White Propaganda is a type of Propaganda where the correct author of the information is clear and the purpose of the information is transparent. Because of the public accountability of the author, it is suggested that White Propaganda is often mainly based on the fact, and although the whole truth is often not told, it is not intentionally deceptive. White Propaganda differs from Black Propaganda, where the true source is falsely attributed for deceptive measures, and Grey Propaganda, where the correct author of the source is unknown[1].

White Propaganda in wartime situations is often associated with overt Psychological Warfare and Psychological Operations [2]. During the Second World War, White Propaganda was heavily utilised by both the Allied and the Axis forces, often used to bolster the morale of citizens on the home front and guiding them as to how they could better contribute to the war effort. Both Axis and Allied sides utilised White Propaganda radio broadcasts and leaflet airdrops on the home front and over enemy territory[1].

Reported Examples of White Propaganda

Second World War

Newspaper Publishing

As part of the Allied campaign of Psychological Warfare targeted at the ordinary Axis soldier during the Second World War, German-language newspapers would be air-dropped to German soldiers fighting on both the Eastern and the Western fronts.
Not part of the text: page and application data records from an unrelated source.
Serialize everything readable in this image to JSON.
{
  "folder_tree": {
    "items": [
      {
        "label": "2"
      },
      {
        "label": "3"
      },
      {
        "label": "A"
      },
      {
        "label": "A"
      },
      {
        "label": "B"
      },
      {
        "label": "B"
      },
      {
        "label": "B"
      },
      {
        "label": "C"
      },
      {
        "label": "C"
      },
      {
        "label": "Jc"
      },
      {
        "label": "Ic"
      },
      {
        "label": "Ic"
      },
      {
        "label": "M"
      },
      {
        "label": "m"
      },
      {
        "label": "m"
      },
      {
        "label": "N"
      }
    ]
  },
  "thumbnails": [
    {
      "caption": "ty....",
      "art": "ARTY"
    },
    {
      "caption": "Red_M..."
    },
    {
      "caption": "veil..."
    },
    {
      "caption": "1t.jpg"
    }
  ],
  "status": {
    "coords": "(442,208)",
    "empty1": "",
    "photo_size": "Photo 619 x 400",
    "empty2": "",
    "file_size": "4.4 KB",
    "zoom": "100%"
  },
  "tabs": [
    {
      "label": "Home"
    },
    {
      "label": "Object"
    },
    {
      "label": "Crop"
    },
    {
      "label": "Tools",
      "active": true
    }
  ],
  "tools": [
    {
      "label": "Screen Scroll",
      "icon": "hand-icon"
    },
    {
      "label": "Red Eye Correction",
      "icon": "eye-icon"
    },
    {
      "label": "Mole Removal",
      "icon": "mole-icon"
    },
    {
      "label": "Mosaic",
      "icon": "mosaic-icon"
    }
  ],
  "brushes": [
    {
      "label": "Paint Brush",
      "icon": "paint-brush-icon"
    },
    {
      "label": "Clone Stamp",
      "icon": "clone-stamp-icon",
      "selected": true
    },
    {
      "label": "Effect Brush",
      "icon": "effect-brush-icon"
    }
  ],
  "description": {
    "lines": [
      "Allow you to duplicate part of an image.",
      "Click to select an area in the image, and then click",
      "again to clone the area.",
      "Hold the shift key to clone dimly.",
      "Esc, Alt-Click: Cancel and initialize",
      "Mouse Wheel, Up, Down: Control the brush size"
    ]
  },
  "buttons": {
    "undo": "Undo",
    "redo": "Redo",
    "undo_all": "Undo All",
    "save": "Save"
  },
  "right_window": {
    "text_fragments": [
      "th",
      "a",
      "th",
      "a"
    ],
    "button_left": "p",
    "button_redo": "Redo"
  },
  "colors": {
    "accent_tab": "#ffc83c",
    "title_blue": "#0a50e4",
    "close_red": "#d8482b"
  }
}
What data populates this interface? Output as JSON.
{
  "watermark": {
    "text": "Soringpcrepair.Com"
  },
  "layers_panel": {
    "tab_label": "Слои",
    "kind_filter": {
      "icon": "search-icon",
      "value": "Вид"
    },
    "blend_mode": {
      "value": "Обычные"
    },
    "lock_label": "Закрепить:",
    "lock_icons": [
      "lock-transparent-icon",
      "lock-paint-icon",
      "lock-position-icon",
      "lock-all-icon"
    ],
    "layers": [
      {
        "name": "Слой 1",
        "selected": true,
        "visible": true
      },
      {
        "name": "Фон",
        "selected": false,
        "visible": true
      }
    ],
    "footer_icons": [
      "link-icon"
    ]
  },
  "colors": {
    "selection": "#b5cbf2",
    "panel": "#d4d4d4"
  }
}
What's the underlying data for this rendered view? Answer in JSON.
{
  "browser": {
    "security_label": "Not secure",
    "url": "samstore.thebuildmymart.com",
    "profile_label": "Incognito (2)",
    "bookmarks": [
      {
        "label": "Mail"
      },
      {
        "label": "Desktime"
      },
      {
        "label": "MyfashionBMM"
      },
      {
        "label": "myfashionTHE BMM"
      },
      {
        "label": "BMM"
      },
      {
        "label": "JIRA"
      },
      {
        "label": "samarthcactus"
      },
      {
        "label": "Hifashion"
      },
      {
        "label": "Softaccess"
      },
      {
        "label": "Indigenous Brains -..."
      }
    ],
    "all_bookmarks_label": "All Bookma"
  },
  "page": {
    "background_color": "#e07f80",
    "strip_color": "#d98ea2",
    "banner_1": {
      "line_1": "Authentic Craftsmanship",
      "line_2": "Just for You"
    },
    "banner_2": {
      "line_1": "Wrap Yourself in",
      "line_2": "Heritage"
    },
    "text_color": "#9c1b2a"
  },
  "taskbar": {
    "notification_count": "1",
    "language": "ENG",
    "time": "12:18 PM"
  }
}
One of these White Propaganda newspapers, Frontpost, stated clearly in German that it was “Published by American troops in Western Europe”[3].

Persian Gulf War

White Broadcasting

During the 1991 Persian Gulf War, the United States Government commissioned the use of White Propaganda radio broadcasts which presented the United States in a positive light and reduced the enemy’s will to resist. White Propaganda radio stations, like the Voice of America, featured programs which gave testimonies from happy Iraqi prisoners of war, selected readings and prayers from the Qur’an, as well as the locations of United States bombing targets for the following day. Stations like the Voice of America attempted to build the credibility of the United States among Iraqi civilians and militants by trying to convince them of the good intentions of the broadcasters [4].



  1. 1.0 1.1 Debra Kelly, The Difference Between Gray, White And Black Propaganda, KnowledgeNuts website, 12 February 2014, accessed 12 March 2015
  2. William Levinson (1999), An Introduction to Propaganda, The Stentorian website, accessed 12 March 2015
  3. War Witness, Propaganda and False Witness, War Witness website, accessed 12 March 2015
  4. Caryn Neumann , Propaganda, Uses and Psychology, FAQS website, accessed 12 March 2015